It’s August, ya’ll, which means many of you are getting ready to stock up your classrooms with new supplies or fill your kids’ closets with new school gear. For those of us that are of the African Diaspora, finding everyday educational supplies and materials that reflect the outer and inner cultural beings of our melanted children can be a daunting and emotionally frustrating task. Trust me–I know first hand, which is why I created My Reflection Matters (MRM) in the first place. Continue reading “Getting BLACK Into School: 20+ Melanated School Products & 6 Give Aways!”
Why are our Black and Latinx youth so addicted to their screens? It’s not only the TV screens, but also their ipods, androids, iphones, ipads, you name it! They love playing games, but they limit themselves to video games creating more social isolation than we are used to. In an article published by “TheGrio,” the author reminds us, “Studies indicate Blacks, Hispanics and those in lower socioeconomic groups play, spend more time, and buy more video games than other groups. According to The Kaiser Family Foundation, African American youth between the ages of 8 and 18 play games 30 minutes more per day than White youth, while Hispanics play an average of 10 minutes more”.
Home made gifts are the best, but when you aren’t crafty of don’t have the time, books are right up there with them!

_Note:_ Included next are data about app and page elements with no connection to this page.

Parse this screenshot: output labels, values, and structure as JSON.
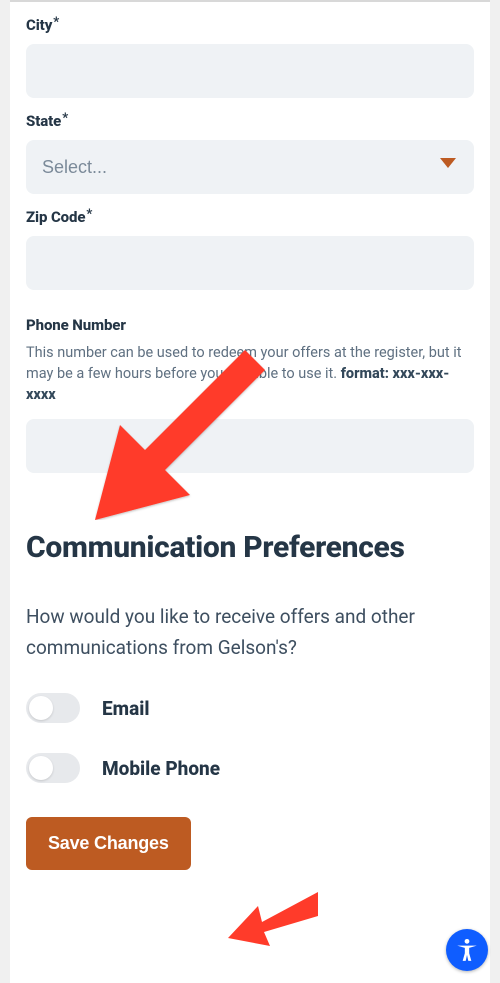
{
  "form": {
    "city": {
      "label": "City",
      "required": true,
      "value": "",
      "placeholder": ""
    },
    "state": {
      "label": "State",
      "required": true,
      "placeholder": "Select...",
      "value": ""
    },
    "zip": {
      "label": "Zip Code",
      "required": true,
      "value": "",
      "placeholder": ""
    },
    "phone": {
      "label": "Phone Number",
      "helper_prefix": "This number can be used to redeem your offers at the register, but it may be a few hours before you are able to use it. ",
      "helper_bold": "format: xxx-xxx-xxxx",
      "value": "",
      "placeholder": ""
    }
  },
  "prefs": {
    "heading": "Communication Preferences",
    "question": "How would you like to receive offers and other communications from Gelson's?",
    "options": {
      "email": {
        "label": "Email",
        "on": false
      },
      "mobile": {
        "label": "Mobile Phone",
        "on": false
      }
    }
  },
  "actions": {
    "save": "Save Changes"
  },
  "annotations": {
    "arrow1": true,
    "arrow2": true
  },
  "a11y_button": "accessibility"
}
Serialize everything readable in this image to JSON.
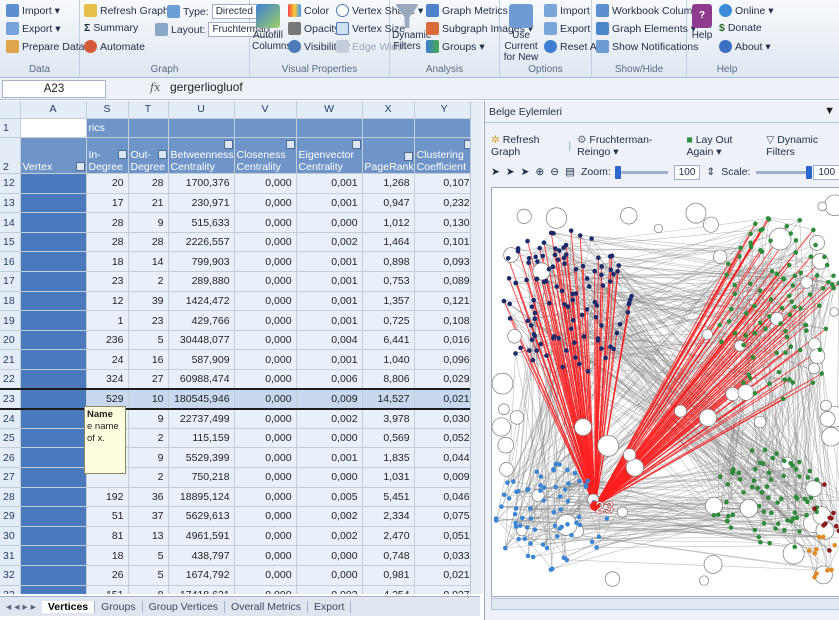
{
  "ribbon": {
    "data": {
      "label": "Data",
      "import": "Import ▾",
      "export": "Export ▾",
      "prepare": "Prepare Data ▾"
    },
    "graph": {
      "label": "Graph",
      "refresh": "Refresh Graph",
      "type_label": "Type:",
      "type_value": "Directed",
      "summary": "Summary",
      "layout_label": "Layout:",
      "layout_value": "Fruchterman...",
      "automate": "Automate"
    },
    "visual": {
      "label": "Visual Properties",
      "autofill": "Autofill Columns",
      "color": "Color",
      "opacity": "Opacity",
      "visibility": "Visibility ▾",
      "vertex_shape": "Vertex Shape ▾",
      "vertex_size": "Vertex Size",
      "edge_width": "Edge Width"
    },
    "analysis": {
      "label": "Analysis",
      "dynamic_filters": "Dynamic Filters",
      "graph_metrics": "Graph Metrics ▾",
      "subgraph_images": "Subgraph Images ▾",
      "groups": "Groups ▾"
    },
    "options": {
      "label": "Options",
      "use_current": "Use Current for New",
      "import": "Import",
      "export": "Export",
      "reset_all": "Reset All"
    },
    "showhide": {
      "label": "Show/Hide",
      "workbook_columns": "Workbook Columns ▾",
      "graph_elements": "Graph Elements ▾",
      "show_notifications": "Show Notifications"
    },
    "help": {
      "label": "Help",
      "help": "Help",
      "online": "Online ▾",
      "donate": "Donate",
      "about": "About ▾"
    }
  },
  "formula_bar": {
    "name_box": "A23",
    "fx": "fx",
    "value": "gergerliogluof"
  },
  "sheet": {
    "columns": [
      "A",
      "S",
      "T",
      "U",
      "V",
      "W",
      "X",
      "Y"
    ],
    "row1": {
      "num": "1",
      "s": "rics"
    },
    "header": {
      "num": "2",
      "a": "Vertex",
      "s": "In-Degree",
      "t": "Out-Degree",
      "u": "Betweenness Centrality",
      "v": "Closeness Centrality",
      "w": "Eigenvector Centrality",
      "x": "PageRank",
      "y": "Clustering Coefficient"
    },
    "rows": [
      {
        "n": "12",
        "s": "20",
        "t": "28",
        "u": "1700,376",
        "v": "0,000",
        "w": "0,001",
        "x": "1,268",
        "y": "0,107"
      },
      {
        "n": "13",
        "s": "17",
        "t": "21",
        "u": "230,971",
        "v": "0,000",
        "w": "0,001",
        "x": "0,947",
        "y": "0,232"
      },
      {
        "n": "14",
        "s": "28",
        "t": "9",
        "u": "515,633",
        "v": "0,000",
        "w": "0,000",
        "x": "1,012",
        "y": "0,130"
      },
      {
        "n": "15",
        "s": "28",
        "t": "28",
        "u": "2226,557",
        "v": "0,000",
        "w": "0,002",
        "x": "1,464",
        "y": "0,101"
      },
      {
        "n": "16",
        "s": "18",
        "t": "14",
        "u": "799,903",
        "v": "0,000",
        "w": "0,001",
        "x": "0,898",
        "y": "0,093"
      },
      {
        "n": "17",
        "s": "23",
        "t": "2",
        "u": "289,880",
        "v": "0,000",
        "w": "0,001",
        "x": "0,753",
        "y": "0,089"
      },
      {
        "n": "18",
        "s": "12",
        "t": "39",
        "u": "1424,472",
        "v": "0,000",
        "w": "0,001",
        "x": "1,357",
        "y": "0,121"
      },
      {
        "n": "19",
        "s": "1",
        "t": "23",
        "u": "429,766",
        "v": "0,000",
        "w": "0,001",
        "x": "0,725",
        "y": "0,108"
      },
      {
        "n": "20",
        "s": "236",
        "t": "5",
        "u": "30448,077",
        "v": "0,000",
        "w": "0,004",
        "x": "6,441",
        "y": "0,016"
      },
      {
        "n": "21",
        "s": "24",
        "t": "16",
        "u": "587,909",
        "v": "0,000",
        "w": "0,001",
        "x": "1,040",
        "y": "0,096"
      },
      {
        "n": "22",
        "s": "324",
        "t": "27",
        "u": "60988,474",
        "v": "0,000",
        "w": "0,006",
        "x": "8,806",
        "y": "0,029"
      },
      {
        "n": "23",
        "s": "529",
        "t": "10",
        "u": "180545,946",
        "v": "0,000",
        "w": "0,009",
        "x": "14,527",
        "y": "0,021",
        "selected": true
      },
      {
        "n": "24",
        "s": "",
        "t": "9",
        "u": "22737,499",
        "v": "0,000",
        "w": "0,002",
        "x": "3,978",
        "y": "0,030"
      },
      {
        "n": "25",
        "s": "",
        "t": "2",
        "u": "115,159",
        "v": "0,000",
        "w": "0,000",
        "x": "0,569",
        "y": "0,052"
      },
      {
        "n": "26",
        "s": "",
        "t": "9",
        "u": "5529,399",
        "v": "0,000",
        "w": "0,001",
        "x": "1,835",
        "y": "0,044"
      },
      {
        "n": "27",
        "s": "",
        "t": "2",
        "u": "750,218",
        "v": "0,000",
        "w": "0,000",
        "x": "1,031",
        "y": "0,009"
      },
      {
        "n": "28",
        "s": "192",
        "t": "36",
        "u": "18895,124",
        "v": "0,000",
        "w": "0,005",
        "x": "5,451",
        "y": "0,046"
      },
      {
        "n": "29",
        "s": "51",
        "t": "37",
        "u": "5629,613",
        "v": "0,000",
        "w": "0,002",
        "x": "2,334",
        "y": "0,075"
      },
      {
        "n": "30",
        "s": "81",
        "t": "13",
        "u": "4961,591",
        "v": "0,000",
        "w": "0,002",
        "x": "2,470",
        "y": "0,051"
      },
      {
        "n": "31",
        "s": "18",
        "t": "5",
        "u": "438,797",
        "v": "0,000",
        "w": "0,000",
        "x": "0,748",
        "y": "0,033"
      },
      {
        "n": "32",
        "s": "26",
        "t": "5",
        "u": "1674,792",
        "v": "0,000",
        "w": "0,000",
        "x": "0,981",
        "y": "0,021"
      },
      {
        "n": "33",
        "s": "151",
        "t": "8",
        "u": "17418,621",
        "v": "0,000",
        "w": "0,003",
        "x": "4,254",
        "y": "0,027"
      }
    ],
    "tooltip": {
      "title": "Name",
      "body": "e name of x."
    }
  },
  "tabs": [
    "Vertices",
    "Groups",
    "Group Vertices",
    "Overall Metrics",
    "Export"
  ],
  "panel": {
    "title": "Belge Eylemleri",
    "refresh": "Refresh Graph",
    "layout": "Fruchterman-Reingo ▾",
    "layout_again": "Lay Out Again ▾",
    "dynamic_filters": "Dynamic Filters",
    "zoom_label": "Zoom:",
    "zoom_value": "100",
    "scale_label": "Scale:",
    "scale_value": "100",
    "graph_label": "23"
  },
  "colors": {
    "accent": "#4b79bd",
    "header": "#6f95c8",
    "edge_red": "#ff2020",
    "edge_gray": "#8a8a8a",
    "node_navy": "#1b2a6b",
    "node_green": "#2e8b3a",
    "node_blue": "#3a86d4",
    "node_orange": "#e28a22",
    "node_darkred": "#8b1a1a"
  }
}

So, if you and the kiddies are still struggling what to get papa for father’s day, don’t worry–I got you covered! Peep these fourteen picture books celebrating fathers of color that are perfect for child and daddy to snuggle up to as they read them together! (There’s nothing like watching my kids curl up on my husband’s lap to read a good book!) Continue reading “14 Books Celebrating Black & Brown Papas”
In the recent May issue of Oprah’s O Magazine, a fantastic feature titled, “Let’s Talk About Race” (Which happens to be the exact same title I came up with a decade ago for an educator’s workshop I developed, but I degress…) presented a series of images depicting role reversals of stereotypical scenes of females in America. Continue reading “What If All the Dolls on the Toy Shelf Were Black? 15 Doll Companies On a Mission to Dismantle the Status Quo”
So, I’m not a big fan of pageants–beauty pageants in particular. In fact, I was coerced by my theater teacher and some other folks to participate in one during my high school years for scholarship purposes, which I begrudgingly went along. It was a local Miss town pageant that claimed, like many other beauty pageants, that it was more than a beauty pageant. The truth is when the majority of your pageant’s segments focus on judging the outer appearances of contestants, in my book, it’s a beauty pageant. And we all know what standard of beauty is being utilized to measure everyone up against in those spaces!
Several months ago, I had connected with author and homeschooling expert, Zakkiyya Chase, in a homeschooling group we belong to after seeing her post about a new book she had just published titled, NO DREAM DEFERRED: Why Black and Latino Families Are Choosing Homeschool. I couldn’t believe my eyes–FINALLY, someone had written a book that laid out many of the core reasons my husband and I have chosen to not enroll our young children in a traditional school setting!!
Check out my interview with the fabulous author, life coach, and unschooling guru Akilah S. Richards. I had a blast talking with Akilah and look forward to coming back on her show in the future! I’ve shared Akilah’s work in the past, but in case you’ve missed it, check out her website and subscribe to her really informative podcasts that explore ways parents and caregivers can engage in the healthy liberation of their Black and Brown children.
Watch this clip to see who won a signed copy of Confronting Racism in Teacher Education: Counter Narratives of Critical Practice!
On Earth Day, yesterday, thousands of science supporters gathered across the country to march in protest against the anti-science policies of Trump. In honor of this event, I’ve seen many posts and articles about important scientists and inventors who have made significant contributions to our society. My mind, however, kept asking…but where are all the Black & Latinx geniuses???
I often like to say that being culturally responsive is a lot like being in love… because being in love is as much about what you do in the context of a loving relationship as it is about why you do it. In my work as an equity-focused consultant to schools, I spend as much time talking about mindsets that support equitable outcomes as I do planning (and co-planning) the implementation of strategies. Just like being in love, a gesture has meaning in context. I regularly remind educators, it is never the strategy alone that makes a master teacher effective. It is the masterful teacher that makes effective use of the strategy.